Supplied information:
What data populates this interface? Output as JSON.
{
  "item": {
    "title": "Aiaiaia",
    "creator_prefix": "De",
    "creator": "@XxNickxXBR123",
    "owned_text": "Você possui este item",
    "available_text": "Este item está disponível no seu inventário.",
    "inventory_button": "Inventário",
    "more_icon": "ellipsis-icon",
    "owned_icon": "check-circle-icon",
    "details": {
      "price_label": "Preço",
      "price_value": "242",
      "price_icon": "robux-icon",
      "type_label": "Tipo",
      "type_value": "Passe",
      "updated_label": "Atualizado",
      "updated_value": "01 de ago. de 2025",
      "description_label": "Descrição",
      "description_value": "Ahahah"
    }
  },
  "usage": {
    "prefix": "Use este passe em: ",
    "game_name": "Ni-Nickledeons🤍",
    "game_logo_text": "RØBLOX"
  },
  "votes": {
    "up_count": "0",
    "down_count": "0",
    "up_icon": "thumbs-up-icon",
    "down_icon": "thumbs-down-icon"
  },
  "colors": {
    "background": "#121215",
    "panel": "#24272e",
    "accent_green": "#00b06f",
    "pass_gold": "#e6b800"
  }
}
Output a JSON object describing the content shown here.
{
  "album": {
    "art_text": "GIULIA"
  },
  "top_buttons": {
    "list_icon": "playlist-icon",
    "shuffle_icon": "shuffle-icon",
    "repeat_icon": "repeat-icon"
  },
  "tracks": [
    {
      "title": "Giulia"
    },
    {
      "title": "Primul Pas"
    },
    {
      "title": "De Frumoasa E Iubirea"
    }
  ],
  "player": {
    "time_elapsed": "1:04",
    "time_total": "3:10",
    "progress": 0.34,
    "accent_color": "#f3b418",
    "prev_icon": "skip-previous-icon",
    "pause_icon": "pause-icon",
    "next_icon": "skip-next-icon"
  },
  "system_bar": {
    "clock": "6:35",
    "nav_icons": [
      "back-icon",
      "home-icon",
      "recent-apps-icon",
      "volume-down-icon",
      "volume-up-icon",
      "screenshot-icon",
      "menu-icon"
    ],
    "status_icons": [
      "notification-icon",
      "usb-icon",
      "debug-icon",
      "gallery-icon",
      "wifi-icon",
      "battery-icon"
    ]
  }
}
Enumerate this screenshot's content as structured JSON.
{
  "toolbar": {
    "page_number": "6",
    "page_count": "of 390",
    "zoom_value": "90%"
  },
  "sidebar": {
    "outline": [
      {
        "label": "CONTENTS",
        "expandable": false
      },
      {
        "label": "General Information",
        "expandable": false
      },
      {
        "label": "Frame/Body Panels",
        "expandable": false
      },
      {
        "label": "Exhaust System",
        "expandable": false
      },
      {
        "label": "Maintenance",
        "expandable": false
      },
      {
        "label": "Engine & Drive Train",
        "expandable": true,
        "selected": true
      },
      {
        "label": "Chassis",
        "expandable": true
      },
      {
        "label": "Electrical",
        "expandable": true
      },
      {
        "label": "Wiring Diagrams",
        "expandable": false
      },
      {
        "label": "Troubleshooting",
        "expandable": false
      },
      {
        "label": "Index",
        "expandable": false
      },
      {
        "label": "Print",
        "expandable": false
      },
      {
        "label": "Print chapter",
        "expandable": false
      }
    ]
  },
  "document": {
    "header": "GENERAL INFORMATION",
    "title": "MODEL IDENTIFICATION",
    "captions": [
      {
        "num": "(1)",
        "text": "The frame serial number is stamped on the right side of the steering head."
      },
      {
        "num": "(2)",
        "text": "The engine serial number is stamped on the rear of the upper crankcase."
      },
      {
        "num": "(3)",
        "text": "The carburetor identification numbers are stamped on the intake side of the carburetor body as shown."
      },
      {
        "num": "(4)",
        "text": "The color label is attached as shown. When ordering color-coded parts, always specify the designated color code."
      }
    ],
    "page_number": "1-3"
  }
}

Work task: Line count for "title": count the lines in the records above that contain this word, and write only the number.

Written solution: 5